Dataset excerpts
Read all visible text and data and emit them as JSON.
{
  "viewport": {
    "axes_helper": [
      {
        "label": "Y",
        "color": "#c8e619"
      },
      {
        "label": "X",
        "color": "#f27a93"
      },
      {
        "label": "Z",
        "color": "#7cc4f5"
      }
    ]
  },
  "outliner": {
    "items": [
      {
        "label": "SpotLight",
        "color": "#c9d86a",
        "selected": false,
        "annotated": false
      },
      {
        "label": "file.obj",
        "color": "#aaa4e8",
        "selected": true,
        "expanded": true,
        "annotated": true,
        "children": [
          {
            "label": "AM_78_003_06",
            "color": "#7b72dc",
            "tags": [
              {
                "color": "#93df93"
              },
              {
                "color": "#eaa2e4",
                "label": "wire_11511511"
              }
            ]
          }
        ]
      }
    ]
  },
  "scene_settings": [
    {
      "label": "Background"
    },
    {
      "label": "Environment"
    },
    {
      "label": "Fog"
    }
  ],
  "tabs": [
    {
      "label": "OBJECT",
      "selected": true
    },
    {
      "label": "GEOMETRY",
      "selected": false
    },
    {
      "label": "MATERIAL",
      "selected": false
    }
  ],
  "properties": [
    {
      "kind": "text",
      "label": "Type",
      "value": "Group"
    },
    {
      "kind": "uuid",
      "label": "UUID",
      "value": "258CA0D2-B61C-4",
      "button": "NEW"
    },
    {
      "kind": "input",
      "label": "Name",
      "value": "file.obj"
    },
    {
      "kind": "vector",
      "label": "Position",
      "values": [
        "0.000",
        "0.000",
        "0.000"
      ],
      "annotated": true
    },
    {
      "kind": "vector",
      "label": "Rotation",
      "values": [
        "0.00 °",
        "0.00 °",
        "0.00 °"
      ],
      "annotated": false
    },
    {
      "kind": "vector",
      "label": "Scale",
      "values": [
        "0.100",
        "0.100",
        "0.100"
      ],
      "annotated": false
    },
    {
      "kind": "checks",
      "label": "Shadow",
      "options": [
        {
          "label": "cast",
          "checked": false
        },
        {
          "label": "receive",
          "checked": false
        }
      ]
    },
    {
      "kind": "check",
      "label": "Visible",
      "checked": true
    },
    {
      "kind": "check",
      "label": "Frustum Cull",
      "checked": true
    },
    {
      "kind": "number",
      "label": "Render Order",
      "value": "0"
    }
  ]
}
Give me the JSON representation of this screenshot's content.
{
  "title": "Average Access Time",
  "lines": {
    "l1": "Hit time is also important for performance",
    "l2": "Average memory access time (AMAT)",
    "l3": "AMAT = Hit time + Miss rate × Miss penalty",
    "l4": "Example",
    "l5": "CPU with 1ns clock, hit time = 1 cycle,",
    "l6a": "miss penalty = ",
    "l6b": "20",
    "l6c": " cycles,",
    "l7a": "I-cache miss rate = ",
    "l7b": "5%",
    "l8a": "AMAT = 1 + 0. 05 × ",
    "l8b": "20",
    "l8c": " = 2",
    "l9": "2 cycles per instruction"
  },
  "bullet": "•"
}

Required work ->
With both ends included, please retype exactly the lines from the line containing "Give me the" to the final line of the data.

Answer box ->
Give me the JSON representation of this screenshot's content.
{
  "title": "Average Access Time",
  "lines": {
    "l1": "Hit time is also important for performance",
    "l2": "Average memory access time (AMAT)",
    "l3": "AMAT = Hit time + Miss rate × Miss penalty",
    "l4": "Example",
    "l5": "CPU with 1ns clock, hit time = 1 cycle,",
    "l6a": "miss penalty = ",
    "l6b": "20",
    "l6c": " cycles,",
    "l7a": "I-cache miss rate = ",
    "l7b": "5%",
    "l8a": "AMAT = 1 + 0. 05 × ",
    "l8b": "20",
    "l8c": " = 2",
    "l9": "2 cycles per instruction"
  },
  "bullet": "•"
}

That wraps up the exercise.